● YOUR GOAL:
Nothing in the records may be dropped or altered when you repeat them.
============================================================
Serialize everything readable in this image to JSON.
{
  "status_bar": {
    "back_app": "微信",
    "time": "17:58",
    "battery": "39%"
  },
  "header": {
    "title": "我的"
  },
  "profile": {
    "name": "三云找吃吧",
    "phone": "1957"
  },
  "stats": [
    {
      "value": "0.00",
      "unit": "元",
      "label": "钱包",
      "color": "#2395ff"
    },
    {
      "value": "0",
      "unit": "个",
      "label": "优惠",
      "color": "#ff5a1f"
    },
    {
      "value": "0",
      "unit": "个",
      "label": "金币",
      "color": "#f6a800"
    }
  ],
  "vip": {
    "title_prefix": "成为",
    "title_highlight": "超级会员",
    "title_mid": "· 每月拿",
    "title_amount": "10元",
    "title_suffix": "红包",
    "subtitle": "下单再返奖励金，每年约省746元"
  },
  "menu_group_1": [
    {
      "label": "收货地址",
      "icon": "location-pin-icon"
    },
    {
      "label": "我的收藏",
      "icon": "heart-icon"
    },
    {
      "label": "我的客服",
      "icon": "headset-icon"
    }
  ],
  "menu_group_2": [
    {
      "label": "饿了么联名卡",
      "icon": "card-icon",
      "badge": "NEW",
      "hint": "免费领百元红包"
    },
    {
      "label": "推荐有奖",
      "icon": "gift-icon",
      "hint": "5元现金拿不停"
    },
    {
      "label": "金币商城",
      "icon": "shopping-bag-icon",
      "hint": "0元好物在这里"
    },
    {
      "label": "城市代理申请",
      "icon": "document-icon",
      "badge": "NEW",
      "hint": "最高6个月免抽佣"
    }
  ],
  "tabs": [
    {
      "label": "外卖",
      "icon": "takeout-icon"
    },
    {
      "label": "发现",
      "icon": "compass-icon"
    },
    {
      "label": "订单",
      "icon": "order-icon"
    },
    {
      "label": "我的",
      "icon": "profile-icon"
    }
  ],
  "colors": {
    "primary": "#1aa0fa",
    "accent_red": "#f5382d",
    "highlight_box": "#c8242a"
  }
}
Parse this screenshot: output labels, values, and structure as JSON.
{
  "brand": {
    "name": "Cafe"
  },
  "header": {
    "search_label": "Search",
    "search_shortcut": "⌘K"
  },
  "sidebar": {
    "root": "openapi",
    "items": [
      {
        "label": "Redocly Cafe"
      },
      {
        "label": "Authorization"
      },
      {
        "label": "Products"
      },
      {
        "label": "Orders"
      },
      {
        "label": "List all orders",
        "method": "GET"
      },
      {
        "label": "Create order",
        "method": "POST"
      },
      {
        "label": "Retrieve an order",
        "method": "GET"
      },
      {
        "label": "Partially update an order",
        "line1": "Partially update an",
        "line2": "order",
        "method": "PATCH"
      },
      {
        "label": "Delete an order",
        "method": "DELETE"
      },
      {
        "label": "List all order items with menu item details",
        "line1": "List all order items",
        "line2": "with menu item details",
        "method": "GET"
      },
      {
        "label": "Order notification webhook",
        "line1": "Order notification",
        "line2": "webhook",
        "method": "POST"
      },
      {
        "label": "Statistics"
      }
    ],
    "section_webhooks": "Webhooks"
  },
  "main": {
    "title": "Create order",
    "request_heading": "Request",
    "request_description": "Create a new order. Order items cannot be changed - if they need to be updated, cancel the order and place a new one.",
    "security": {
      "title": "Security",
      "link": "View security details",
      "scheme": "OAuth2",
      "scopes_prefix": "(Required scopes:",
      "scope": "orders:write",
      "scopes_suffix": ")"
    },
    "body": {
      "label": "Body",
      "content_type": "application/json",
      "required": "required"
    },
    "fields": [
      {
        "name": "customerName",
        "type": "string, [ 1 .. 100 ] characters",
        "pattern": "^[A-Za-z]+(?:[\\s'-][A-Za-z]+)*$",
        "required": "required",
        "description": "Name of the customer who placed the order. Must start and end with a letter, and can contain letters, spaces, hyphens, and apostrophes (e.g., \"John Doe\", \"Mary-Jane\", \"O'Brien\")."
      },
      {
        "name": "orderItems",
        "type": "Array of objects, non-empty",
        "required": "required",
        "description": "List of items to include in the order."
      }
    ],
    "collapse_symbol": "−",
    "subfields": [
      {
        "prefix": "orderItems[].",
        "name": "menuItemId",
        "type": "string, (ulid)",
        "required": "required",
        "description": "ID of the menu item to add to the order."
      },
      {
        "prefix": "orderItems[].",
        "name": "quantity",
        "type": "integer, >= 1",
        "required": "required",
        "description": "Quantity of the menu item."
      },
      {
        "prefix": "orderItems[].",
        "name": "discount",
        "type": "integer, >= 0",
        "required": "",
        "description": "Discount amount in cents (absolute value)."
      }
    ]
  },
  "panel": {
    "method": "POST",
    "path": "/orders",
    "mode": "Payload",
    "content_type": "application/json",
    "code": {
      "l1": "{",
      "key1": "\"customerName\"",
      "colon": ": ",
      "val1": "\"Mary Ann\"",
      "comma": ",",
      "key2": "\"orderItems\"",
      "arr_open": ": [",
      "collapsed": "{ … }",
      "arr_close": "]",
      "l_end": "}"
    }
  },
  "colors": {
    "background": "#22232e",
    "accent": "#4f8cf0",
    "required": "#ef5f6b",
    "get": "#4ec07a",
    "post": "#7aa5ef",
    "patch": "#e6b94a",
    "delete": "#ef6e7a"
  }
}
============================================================
● RESULT BELOW:
Serialize everything readable in this image to JSON.
{
  "status_bar": {
    "back_app": "微信",
    "time": "17:58",
    "battery": "39%"
  },
  "header": {
    "title": "我的"
  },
  "profile": {
    "name": "三云找吃吧",
    "phone": "1957"
  },
  "stats": [
    {
      "value": "0.00",
      "unit": "元",
      "label": "钱包",
      "color": "#2395ff"
    },
    {
      "value": "0",
      "unit": "个",
      "label": "优惠",
      "color": "#ff5a1f"
    },
    {
      "value": "0",
      "unit": "个",
      "label": "金币",
      "color": "#f6a800"
    }
  ],
  "vip": {
    "title_prefix": "成为",
    "title_highlight": "超级会员",
    "title_mid": "· 每月拿",
    "title_amount": "10元",
    "title_suffix": "红包",
    "subtitle": "下单再返奖励金，每年约省746元"
  },
  "menu_group_1": [
    {
      "label": "收货地址",
      "icon": "location-pin-icon"
    },
    {
      "label": "我的收藏",
      "icon": "heart-icon"
    },
    {
      "label": "我的客服",
      "icon": "headset-icon"
    }
  ],
  "menu_group_2": [
    {
      "label": "饿了么联名卡",
      "icon": "card-icon",
      "badge": "NEW",
      "hint": "免费领百元红包"
    },
    {
      "label": "推荐有奖",
      "icon": "gift-icon",
      "hint": "5元现金拿不停"
    },
    {
      "label": "金币商城",
      "icon": "shopping-bag-icon",
      "hint": "0元好物在这里"
    },
    {
      "label": "城市代理申请",
      "icon": "document-icon",
      "badge": "NEW",
      "hint": "最高6个月免抽佣"
    }
  ],
  "tabs": [
    {
      "label": "外卖",
      "icon": "takeout-icon"
    },
    {
      "label": "发现",
      "icon": "compass-icon"
    },
    {
      "label": "订单",
      "icon": "order-icon"
    },
    {
      "label": "我的",
      "icon": "profile-icon"
    }
  ],
  "colors": {
    "primary": "#1aa0fa",
    "accent_red": "#f5382d",
    "highlight_box": "#c8242a"
  }
}
Parse this screenshot: output labels, values, and structure as JSON.
{
  "brand": {
    "name": "Cafe"
  },
  "header": {
    "search_label": "Search",
    "search_shortcut": "⌘K"
  },
  "sidebar": {
    "root": "openapi",
    "items": [
      {
        "label": "Redocly Cafe"
      },
      {
        "label": "Authorization"
      },
      {
        "label": "Products"
      },
      {
        "label": "Orders"
      },
      {
        "label": "List all orders",
        "method": "GET"
      },
      {
        "label": "Create order",
        "method": "POST"
      },
      {
        "label": "Retrieve an order",
        "method": "GET"
      },
      {
        "label": "Partially update an order",
        "line1": "Partially update an",
        "line2": "order",
        "method": "PATCH"
      },
      {
        "label": "Delete an order",
        "method": "DELETE"
      },
      {
        "label": "List all order items with menu item details",
        "line1": "List all order items",
        "line2": "with menu item details",
        "method": "GET"
      },
      {
        "label": "Order notification webhook",
        "line1": "Order notification",
        "line2": "webhook",
        "method": "POST"
      },
      {
        "label": "Statistics"
      }
    ],
    "section_webhooks": "Webhooks"
  },
  "main": {
    "title": "Create order",
    "request_heading": "Request",
    "request_description": "Create a new order. Order items cannot be changed - if they need to be updated, cancel the order and place a new one.",
    "security": {
      "title": "Security",
      "link": "View security details",
      "scheme": "OAuth2",
      "scopes_prefix": "(Required scopes:",
      "scope": "orders:write",
      "scopes_suffix": ")"
    },
    "body": {
      "label": "Body",
      "content_type": "application/json",
      "required": "required"
    },
    "fields": [
      {
        "name": "customerName",
        "type": "string, [ 1 .. 100 ] characters",
        "pattern": "^[A-Za-z]+(?:[\\s'-][A-Za-z]+)*$",
        "required": "required",
        "description": "Name of the customer who placed the order. Must start and end with a letter, and can contain letters, spaces, hyphens, and apostrophes (e.g., \"John Doe\", \"Mary-Jane\", \"O'Brien\")."
      },
      {
        "name": "orderItems",
        "type": "Array of objects, non-empty",
        "required": "required",
        "description": "List of items to include in the order."
      }
    ],
    "collapse_symbol": "−",
    "subfields": [
      {
        "prefix": "orderItems[].",
        "name": "menuItemId",
        "type": "string, (ulid)",
        "required": "required",
        "description": "ID of the menu item to add to the order."
      },
      {
        "prefix": "orderItems[].",
        "name": "quantity",
        "type": "integer, >= 1",
        "required": "required",
        "description": "Quantity of the menu item."
      },
      {
        "prefix": "orderItems[].",
        "name": "discount",
        "type": "integer, >= 0",
        "required": "",
        "description": "Discount amount in cents (absolute value)."
      }
    ]
  },
  "panel": {
    "method": "POST",
    "path": "/orders",
    "mode": "Payload",
    "content_type": "application/json",
    "code": {
      "l1": "{",
      "key1": "\"customerName\"",
      "colon": ": ",
      "val1": "\"Mary Ann\"",
      "comma": ",",
      "key2": "\"orderItems\"",
      "arr_open": ": [",
      "collapsed": "{ … }",
      "arr_close": "]",
      "l_end": "}"
    }
  },
  "colors": {
    "background": "#22232e",
    "accent": "#4f8cf0",
    "required": "#ef5f6b",
    "get": "#4ec07a",
    "post": "#7aa5ef",
    "patch": "#e6b94a",
    "delete": "#ef6e7a"
  }
}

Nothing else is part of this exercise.